▸ What is being asked:
State how many lines of the data contain the word "Hope", and write nothing besides the number.

▸ Input for this task:
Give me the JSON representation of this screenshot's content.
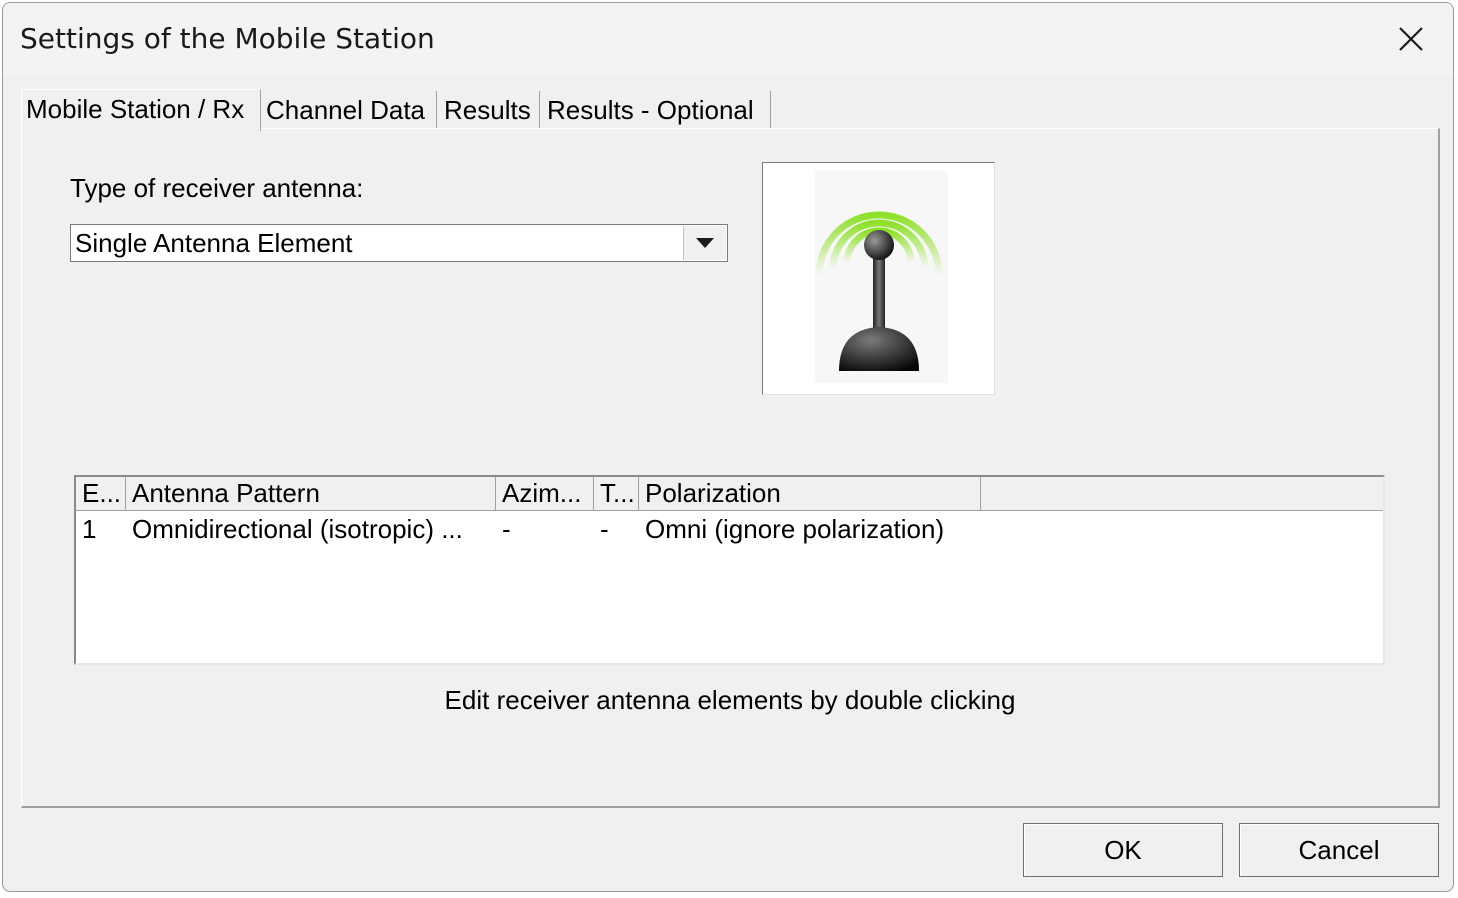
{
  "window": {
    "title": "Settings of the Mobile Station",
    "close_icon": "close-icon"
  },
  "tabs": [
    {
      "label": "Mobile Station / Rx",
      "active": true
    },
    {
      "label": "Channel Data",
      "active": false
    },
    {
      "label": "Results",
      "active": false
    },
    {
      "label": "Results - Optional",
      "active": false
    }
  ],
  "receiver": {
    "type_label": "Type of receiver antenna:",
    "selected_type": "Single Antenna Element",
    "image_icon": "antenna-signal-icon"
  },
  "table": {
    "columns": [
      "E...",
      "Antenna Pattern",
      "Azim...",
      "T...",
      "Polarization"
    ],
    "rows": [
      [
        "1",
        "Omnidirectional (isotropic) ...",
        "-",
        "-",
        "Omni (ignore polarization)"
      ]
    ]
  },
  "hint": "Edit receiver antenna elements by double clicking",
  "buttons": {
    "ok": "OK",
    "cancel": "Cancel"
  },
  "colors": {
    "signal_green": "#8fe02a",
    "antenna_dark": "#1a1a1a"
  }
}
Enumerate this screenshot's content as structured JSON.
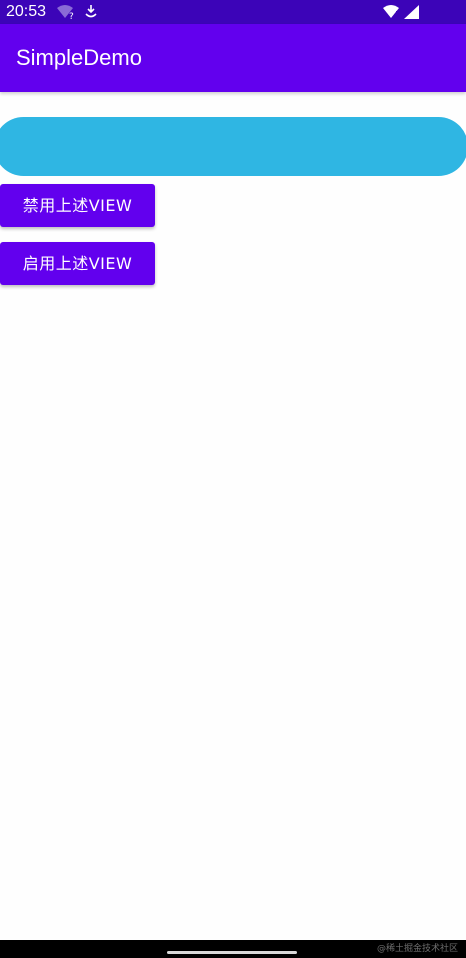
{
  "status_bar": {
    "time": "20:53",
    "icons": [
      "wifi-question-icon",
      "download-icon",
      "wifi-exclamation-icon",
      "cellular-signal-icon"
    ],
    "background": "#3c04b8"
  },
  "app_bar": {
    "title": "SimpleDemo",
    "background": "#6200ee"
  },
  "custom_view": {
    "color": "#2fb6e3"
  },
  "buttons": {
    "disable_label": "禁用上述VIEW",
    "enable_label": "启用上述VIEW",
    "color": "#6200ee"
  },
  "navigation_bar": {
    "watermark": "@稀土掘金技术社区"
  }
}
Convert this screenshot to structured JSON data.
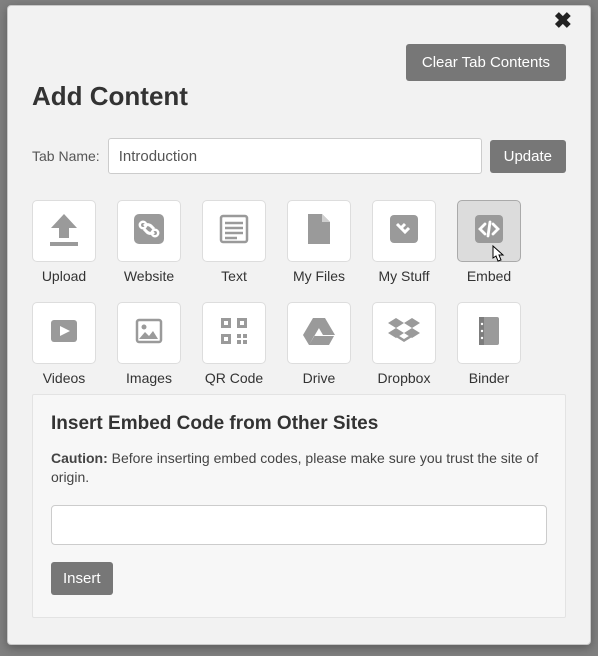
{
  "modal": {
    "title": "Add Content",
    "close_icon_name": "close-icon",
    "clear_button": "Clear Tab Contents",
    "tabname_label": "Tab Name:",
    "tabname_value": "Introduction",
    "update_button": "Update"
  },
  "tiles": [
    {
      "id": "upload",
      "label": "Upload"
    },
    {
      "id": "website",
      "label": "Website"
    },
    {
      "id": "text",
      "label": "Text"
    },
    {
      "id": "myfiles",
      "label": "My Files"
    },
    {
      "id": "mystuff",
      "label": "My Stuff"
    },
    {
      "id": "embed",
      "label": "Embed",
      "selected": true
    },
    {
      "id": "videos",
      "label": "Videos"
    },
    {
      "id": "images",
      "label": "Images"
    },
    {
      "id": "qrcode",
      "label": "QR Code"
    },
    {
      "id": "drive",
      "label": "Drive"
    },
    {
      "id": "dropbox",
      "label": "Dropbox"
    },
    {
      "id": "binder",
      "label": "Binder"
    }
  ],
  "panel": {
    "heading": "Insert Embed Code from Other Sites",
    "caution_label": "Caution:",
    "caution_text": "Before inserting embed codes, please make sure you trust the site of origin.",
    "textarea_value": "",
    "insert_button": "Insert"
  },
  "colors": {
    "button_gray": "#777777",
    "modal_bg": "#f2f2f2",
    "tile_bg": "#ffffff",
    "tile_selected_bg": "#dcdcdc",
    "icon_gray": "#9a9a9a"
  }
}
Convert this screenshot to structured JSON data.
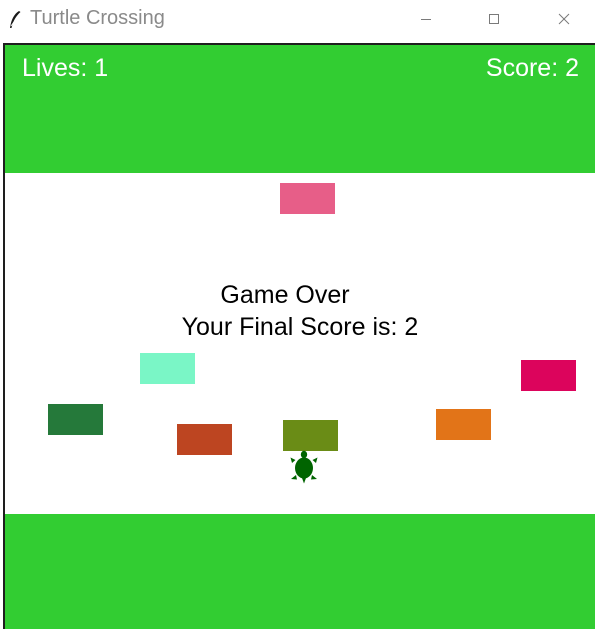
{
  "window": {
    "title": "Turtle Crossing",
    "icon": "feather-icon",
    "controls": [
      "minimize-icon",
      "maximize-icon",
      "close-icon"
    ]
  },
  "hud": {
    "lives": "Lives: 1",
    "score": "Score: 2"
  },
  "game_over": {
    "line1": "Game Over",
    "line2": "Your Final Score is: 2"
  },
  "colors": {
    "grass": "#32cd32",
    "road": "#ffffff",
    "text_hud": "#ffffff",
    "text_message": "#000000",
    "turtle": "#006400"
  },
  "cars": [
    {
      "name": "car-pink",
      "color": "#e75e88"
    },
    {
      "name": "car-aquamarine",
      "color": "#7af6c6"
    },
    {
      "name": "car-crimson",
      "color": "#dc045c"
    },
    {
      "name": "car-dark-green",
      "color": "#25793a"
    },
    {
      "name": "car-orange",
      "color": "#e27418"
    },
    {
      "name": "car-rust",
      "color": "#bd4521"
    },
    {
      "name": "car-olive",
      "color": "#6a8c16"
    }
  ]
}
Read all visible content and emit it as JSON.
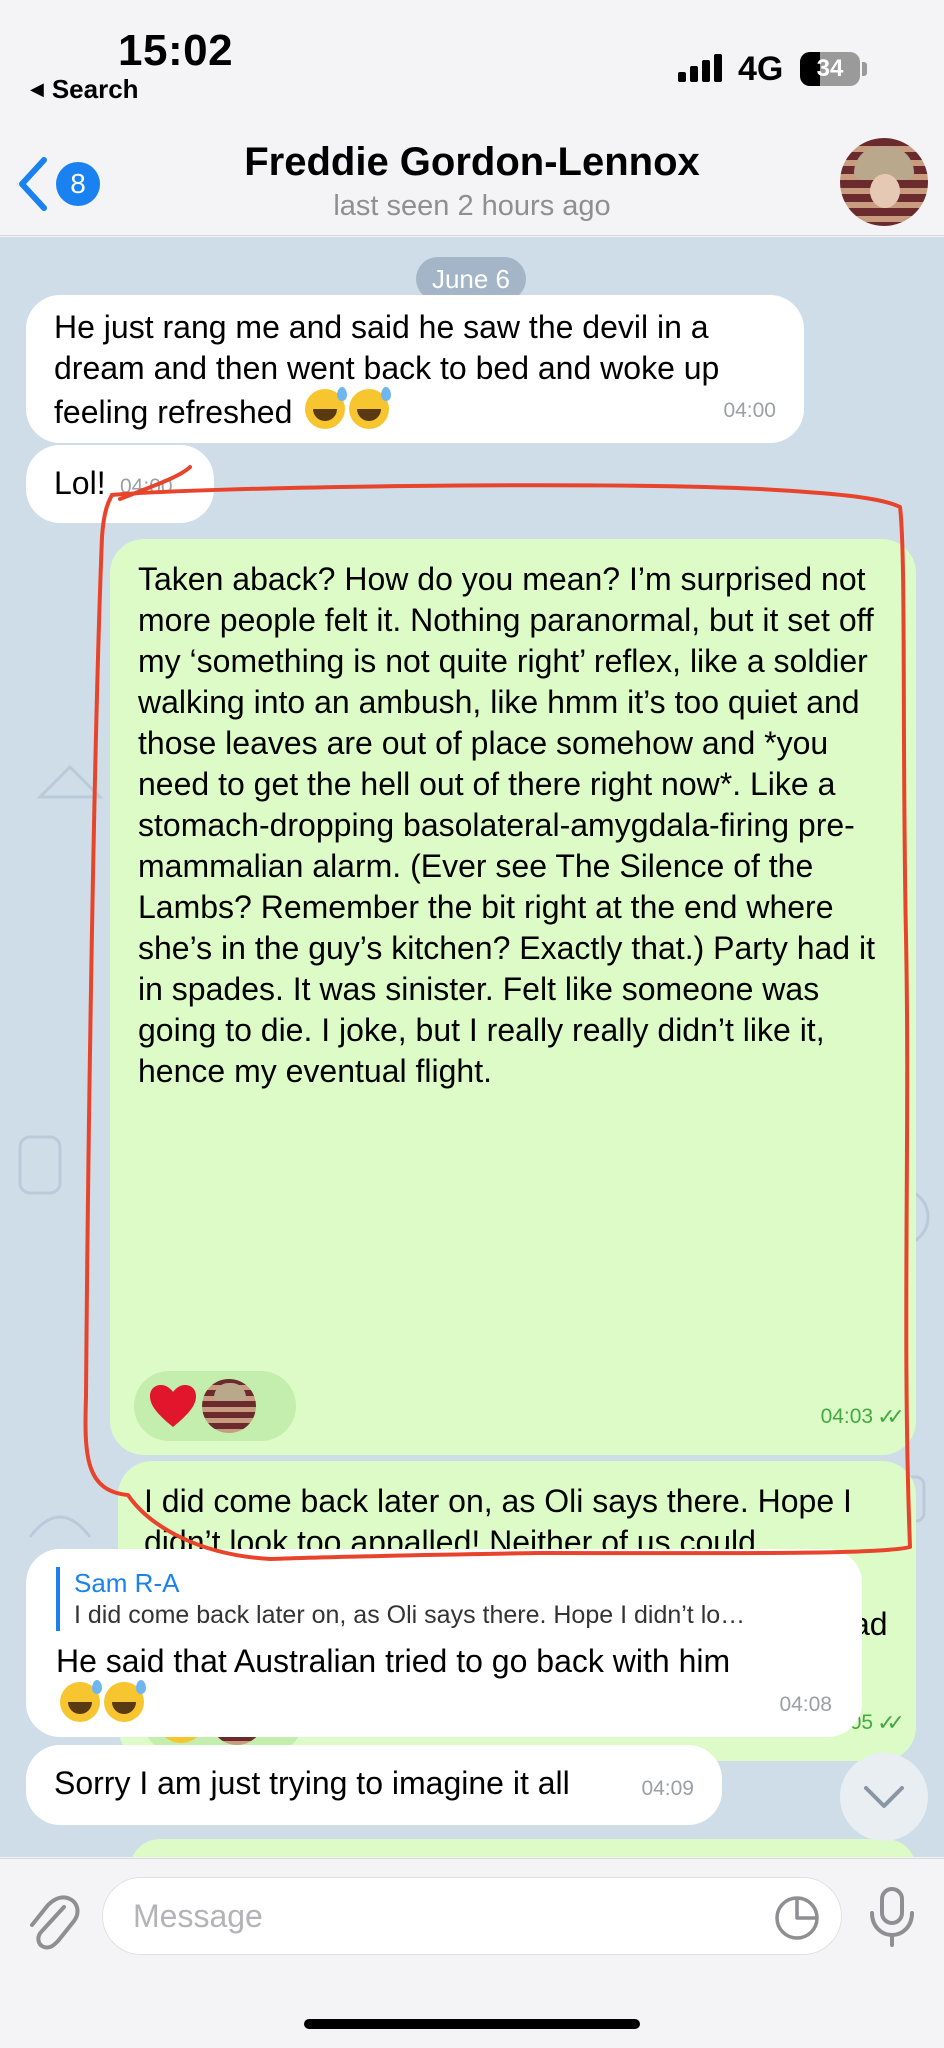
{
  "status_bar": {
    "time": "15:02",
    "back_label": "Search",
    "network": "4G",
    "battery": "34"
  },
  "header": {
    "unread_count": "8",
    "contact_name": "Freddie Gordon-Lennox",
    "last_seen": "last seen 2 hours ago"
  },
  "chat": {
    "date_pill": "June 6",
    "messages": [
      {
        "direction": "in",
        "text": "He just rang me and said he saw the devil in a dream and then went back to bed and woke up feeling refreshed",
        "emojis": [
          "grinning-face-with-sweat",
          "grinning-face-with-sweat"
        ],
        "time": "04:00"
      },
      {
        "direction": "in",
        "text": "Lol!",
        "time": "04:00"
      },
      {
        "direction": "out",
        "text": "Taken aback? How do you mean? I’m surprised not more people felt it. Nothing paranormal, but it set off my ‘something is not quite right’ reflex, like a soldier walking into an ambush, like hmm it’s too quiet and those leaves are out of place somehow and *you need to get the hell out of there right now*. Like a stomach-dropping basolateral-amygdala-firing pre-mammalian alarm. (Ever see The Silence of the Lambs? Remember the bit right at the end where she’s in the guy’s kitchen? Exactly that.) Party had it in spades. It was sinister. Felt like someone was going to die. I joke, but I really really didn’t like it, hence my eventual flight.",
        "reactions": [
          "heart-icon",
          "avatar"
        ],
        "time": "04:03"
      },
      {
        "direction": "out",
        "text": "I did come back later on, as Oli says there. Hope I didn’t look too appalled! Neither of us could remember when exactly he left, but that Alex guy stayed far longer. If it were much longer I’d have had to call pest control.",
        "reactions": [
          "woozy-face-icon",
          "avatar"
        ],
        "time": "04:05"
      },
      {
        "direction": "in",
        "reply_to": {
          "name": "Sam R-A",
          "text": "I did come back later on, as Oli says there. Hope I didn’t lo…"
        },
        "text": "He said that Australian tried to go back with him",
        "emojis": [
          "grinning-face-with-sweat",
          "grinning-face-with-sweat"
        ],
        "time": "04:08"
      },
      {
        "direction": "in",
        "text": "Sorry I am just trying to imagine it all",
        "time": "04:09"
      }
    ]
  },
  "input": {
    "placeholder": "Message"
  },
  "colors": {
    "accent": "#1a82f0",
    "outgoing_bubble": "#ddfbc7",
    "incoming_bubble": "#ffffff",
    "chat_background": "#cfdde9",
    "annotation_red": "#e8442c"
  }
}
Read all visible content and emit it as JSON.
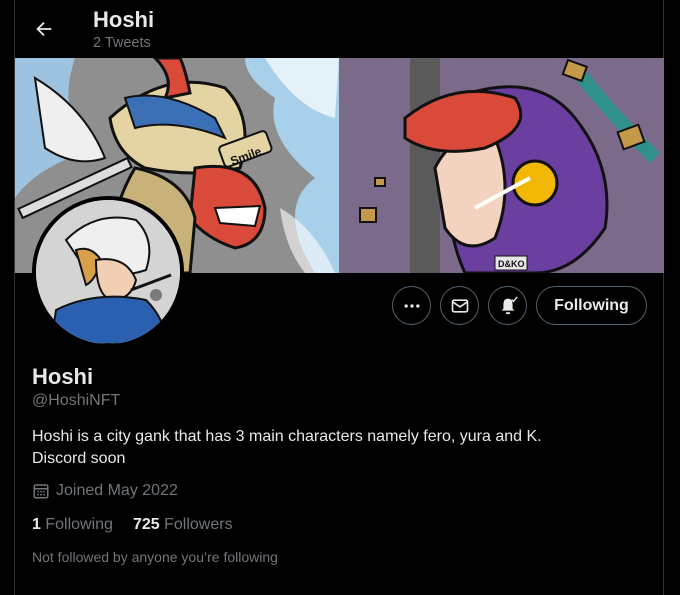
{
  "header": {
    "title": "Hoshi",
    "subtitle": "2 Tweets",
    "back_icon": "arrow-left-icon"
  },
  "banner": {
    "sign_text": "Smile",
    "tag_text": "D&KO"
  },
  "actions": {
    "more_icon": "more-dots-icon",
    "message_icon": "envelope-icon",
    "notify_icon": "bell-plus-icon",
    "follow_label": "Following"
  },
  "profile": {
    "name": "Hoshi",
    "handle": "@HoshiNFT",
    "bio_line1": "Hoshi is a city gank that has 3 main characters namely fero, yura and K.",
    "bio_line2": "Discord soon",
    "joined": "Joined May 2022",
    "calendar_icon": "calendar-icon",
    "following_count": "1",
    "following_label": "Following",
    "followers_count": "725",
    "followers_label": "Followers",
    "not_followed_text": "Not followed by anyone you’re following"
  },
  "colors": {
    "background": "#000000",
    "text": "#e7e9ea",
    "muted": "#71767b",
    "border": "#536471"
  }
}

▸ Written answer:
2